Material aid to Greece
Captain Jonathan P. Miller returned to the United States in 1826 and through the efforts of the Greek Philhellenic Committee of New York, he was able to collect $17,500 worth of various relief supplies, which he took back to Greece onboard the ship "Chancellor", on March 5th, 1827.
The same year two more ships, "Jane" and "Six Brothers", left New York harbor bound for Greece carrying various relief supplies of $25,000 in the aggregate.
At about the same time, two more shiploads of supplies totaling about $22,500 left the port of Philadelphia onboard the ships "Tontine" and "Levant", while from Boston the ship "Statesman" carried to Greece cargo worth over $11,500.
All these relief provisions that contained food items, clothing, medical supplies and other necessities, were distributed primarily to the suffering Greek civilian population, albeit soldiers and brigands usurped some supplies upon the arrival of the cargo to Greece.
On January 2nd, 1827, Congressman Edward Livingston from Louisiana introduced a motion in Congress for the appropriation of $50,000 to purchase supplies for the needy people of Greece. His motion was defeated, but through private initiatives and fundraising activities $80,000 was collected in a combination of cash, food items and other in-kind aid.
In 1927 and 1928 a total of eight shiploads of supplies and relief aid worth more than $150,000 (an extraordinary amount by today's standards) were dispatched to Greece and distributed by overseeing officials to needy members of the civilian population. It was obvious that the publication of Kolokotronis' letter had a great impact in rekindling the humanitarian interest of the Americans toward the ongoing Greek struggle. Furthermore, the various printed articles about Greece and its War of Independence that Everett and Carey published through their publications, along with the letters and reports published in American newspapers from the great philhellenes and humanitarians Howe, Miller and Jarvis, kept the struggle and plight of the Greeks in the forefront of the American public opinion.
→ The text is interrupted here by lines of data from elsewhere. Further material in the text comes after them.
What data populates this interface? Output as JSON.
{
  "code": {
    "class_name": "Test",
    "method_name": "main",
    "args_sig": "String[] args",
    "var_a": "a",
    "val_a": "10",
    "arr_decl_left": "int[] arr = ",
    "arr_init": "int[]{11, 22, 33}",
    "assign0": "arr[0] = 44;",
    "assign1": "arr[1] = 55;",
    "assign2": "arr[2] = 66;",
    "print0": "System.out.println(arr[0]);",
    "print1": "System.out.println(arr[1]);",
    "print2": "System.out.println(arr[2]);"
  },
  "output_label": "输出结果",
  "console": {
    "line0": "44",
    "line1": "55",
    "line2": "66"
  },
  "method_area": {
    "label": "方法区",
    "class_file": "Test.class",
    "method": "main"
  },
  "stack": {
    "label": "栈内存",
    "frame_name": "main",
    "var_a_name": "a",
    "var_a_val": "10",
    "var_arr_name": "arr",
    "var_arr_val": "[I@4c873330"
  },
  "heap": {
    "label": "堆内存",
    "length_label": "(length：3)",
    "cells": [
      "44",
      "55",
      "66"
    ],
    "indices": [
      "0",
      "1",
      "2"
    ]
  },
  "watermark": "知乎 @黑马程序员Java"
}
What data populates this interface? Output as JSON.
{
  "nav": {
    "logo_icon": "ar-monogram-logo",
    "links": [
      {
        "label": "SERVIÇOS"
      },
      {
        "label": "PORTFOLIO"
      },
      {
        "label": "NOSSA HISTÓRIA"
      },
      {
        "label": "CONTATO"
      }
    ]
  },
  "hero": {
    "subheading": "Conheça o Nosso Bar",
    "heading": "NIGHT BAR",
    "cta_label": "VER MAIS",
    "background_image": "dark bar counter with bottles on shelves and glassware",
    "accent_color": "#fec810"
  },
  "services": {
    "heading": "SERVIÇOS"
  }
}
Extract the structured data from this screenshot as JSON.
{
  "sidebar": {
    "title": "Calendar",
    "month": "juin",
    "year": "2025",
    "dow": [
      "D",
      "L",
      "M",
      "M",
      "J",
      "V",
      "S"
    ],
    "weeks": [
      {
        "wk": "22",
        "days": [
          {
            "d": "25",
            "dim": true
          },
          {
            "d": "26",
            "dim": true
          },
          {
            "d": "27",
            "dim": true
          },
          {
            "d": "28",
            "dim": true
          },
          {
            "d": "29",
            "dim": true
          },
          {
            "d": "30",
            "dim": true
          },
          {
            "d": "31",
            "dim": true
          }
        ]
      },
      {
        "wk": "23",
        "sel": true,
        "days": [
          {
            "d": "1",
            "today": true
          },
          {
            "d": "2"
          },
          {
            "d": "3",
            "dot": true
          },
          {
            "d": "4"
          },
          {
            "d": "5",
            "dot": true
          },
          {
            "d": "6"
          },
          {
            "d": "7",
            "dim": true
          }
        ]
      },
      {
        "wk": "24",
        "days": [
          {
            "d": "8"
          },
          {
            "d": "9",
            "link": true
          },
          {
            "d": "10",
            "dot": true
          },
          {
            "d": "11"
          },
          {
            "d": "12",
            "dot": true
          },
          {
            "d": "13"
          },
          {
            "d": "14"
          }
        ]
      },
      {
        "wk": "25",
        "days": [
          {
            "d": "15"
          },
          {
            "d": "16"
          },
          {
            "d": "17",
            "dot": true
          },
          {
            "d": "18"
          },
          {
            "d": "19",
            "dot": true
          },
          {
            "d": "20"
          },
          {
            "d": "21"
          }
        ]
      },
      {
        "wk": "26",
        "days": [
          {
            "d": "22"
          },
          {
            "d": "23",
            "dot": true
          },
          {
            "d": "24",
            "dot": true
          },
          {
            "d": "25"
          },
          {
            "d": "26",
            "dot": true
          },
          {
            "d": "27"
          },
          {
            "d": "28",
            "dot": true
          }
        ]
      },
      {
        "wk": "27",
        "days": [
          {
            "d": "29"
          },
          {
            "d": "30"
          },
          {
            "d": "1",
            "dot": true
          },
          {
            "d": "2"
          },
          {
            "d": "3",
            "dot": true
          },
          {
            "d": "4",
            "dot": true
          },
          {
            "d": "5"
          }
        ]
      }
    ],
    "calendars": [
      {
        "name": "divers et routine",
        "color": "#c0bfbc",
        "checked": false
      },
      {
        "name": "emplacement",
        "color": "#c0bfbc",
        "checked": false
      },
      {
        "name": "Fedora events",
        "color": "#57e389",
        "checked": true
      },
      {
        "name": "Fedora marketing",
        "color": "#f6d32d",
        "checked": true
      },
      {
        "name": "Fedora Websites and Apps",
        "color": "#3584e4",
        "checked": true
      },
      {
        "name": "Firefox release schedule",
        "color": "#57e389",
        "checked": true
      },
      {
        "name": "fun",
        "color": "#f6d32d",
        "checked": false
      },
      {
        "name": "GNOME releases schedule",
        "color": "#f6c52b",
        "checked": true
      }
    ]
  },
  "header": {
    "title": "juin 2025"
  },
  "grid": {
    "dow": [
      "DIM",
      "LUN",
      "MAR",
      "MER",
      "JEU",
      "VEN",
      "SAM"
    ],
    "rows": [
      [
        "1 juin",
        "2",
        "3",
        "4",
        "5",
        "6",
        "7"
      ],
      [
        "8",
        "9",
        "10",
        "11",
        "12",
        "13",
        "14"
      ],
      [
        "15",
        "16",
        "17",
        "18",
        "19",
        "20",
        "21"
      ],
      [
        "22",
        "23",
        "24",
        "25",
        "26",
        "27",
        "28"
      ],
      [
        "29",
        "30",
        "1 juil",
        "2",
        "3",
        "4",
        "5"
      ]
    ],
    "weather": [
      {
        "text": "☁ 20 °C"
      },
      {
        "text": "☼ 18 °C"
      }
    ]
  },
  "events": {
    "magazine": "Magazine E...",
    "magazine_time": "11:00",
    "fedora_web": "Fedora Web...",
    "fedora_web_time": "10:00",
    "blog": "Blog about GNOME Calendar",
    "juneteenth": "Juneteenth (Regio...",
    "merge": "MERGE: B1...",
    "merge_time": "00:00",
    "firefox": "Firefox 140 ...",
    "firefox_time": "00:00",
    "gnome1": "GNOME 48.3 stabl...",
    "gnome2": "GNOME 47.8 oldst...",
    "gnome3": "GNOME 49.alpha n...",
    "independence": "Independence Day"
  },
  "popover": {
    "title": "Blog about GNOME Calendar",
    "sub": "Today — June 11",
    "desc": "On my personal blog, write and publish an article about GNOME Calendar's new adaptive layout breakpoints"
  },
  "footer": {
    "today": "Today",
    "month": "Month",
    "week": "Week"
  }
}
It is estimated that thousand of Greeks were saved from starvation, exposure to the elements and disease through the efforts of these philhellenes. It may be safe to say that without the moral, intellectual, political, monetary and in-kind assistance of these American men, the outcome of the Greek War for Independence might have been different.
And lastly, several these men arranged to transport a number of war orphans to the United States that were adopted by American families. Many of these orphans received College education, excelled in their professions and became productive and admired citizens of the United States, while others chose to go back to Greece to offer their expertise and advice to the newly created Greek state.
Nikos Deja Vu